TASK OBJECTIVE: The goal is an unaltered copy of the records below, minus any images.

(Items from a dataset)
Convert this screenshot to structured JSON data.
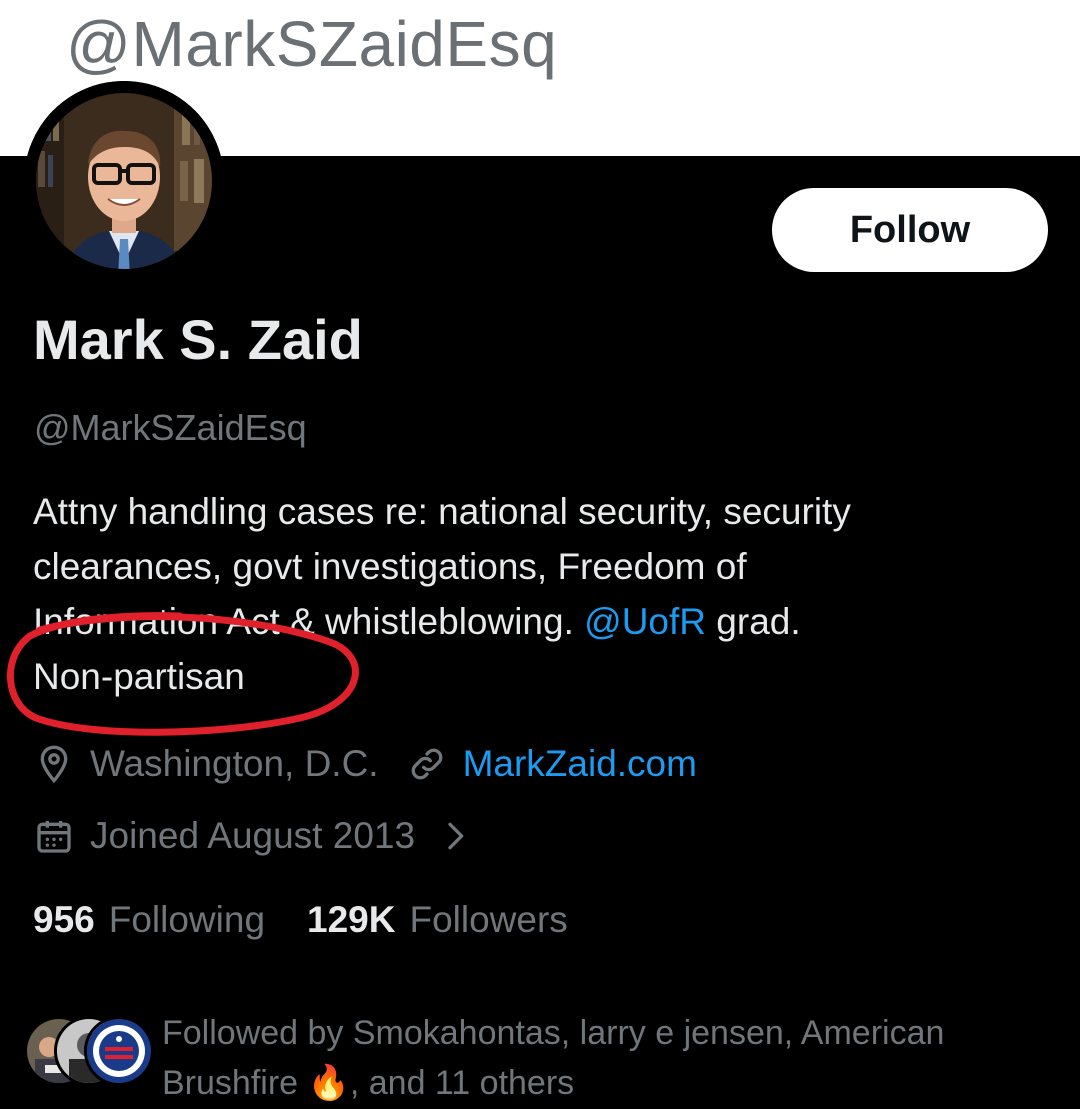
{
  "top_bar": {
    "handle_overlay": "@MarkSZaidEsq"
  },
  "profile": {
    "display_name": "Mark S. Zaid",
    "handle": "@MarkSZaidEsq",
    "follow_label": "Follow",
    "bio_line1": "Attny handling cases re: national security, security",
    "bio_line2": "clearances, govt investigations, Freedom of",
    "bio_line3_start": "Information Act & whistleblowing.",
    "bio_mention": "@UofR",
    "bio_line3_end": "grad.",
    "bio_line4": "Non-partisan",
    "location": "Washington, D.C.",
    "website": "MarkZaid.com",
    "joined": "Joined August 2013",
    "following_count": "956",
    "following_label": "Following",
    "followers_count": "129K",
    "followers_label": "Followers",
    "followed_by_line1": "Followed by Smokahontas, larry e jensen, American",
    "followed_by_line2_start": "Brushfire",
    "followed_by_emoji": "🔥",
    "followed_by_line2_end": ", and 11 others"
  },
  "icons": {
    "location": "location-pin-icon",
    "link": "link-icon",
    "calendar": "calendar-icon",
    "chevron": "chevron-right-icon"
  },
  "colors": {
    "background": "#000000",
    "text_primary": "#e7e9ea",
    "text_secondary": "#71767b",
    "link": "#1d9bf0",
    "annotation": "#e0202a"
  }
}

WRITTEN SOLUTION:
Convert this screenshot to structured JSON data.
{
  "top_bar": {
    "handle_overlay": "@MarkSZaidEsq"
  },
  "profile": {
    "display_name": "Mark S. Zaid",
    "handle": "@MarkSZaidEsq",
    "follow_label": "Follow",
    "bio_line1": "Attny handling cases re: national security, security",
    "bio_line2": "clearances, govt investigations, Freedom of",
    "bio_line3_start": "Information Act & whistleblowing.",
    "bio_mention": "@UofR",
    "bio_line3_end": "grad.",
    "bio_line4": "Non-partisan",
    "location": "Washington, D.C.",
    "website": "MarkZaid.com",
    "joined": "Joined August 2013",
    "following_count": "956",
    "following_label": "Following",
    "followers_count": "129K",
    "followers_label": "Followers",
    "followed_by_line1": "Followed by Smokahontas, larry e jensen, American",
    "followed_by_line2_start": "Brushfire",
    "followed_by_emoji": "🔥",
    "followed_by_line2_end": ", and 11 others"
  },
  "icons": {
    "location": "location-pin-icon",
    "link": "link-icon",
    "calendar": "calendar-icon",
    "chevron": "chevron-right-icon"
  },
  "colors": {
    "background": "#000000",
    "text_primary": "#e7e9ea",
    "text_secondary": "#71767b",
    "link": "#1d9bf0",
    "annotation": "#e0202a"
  }
}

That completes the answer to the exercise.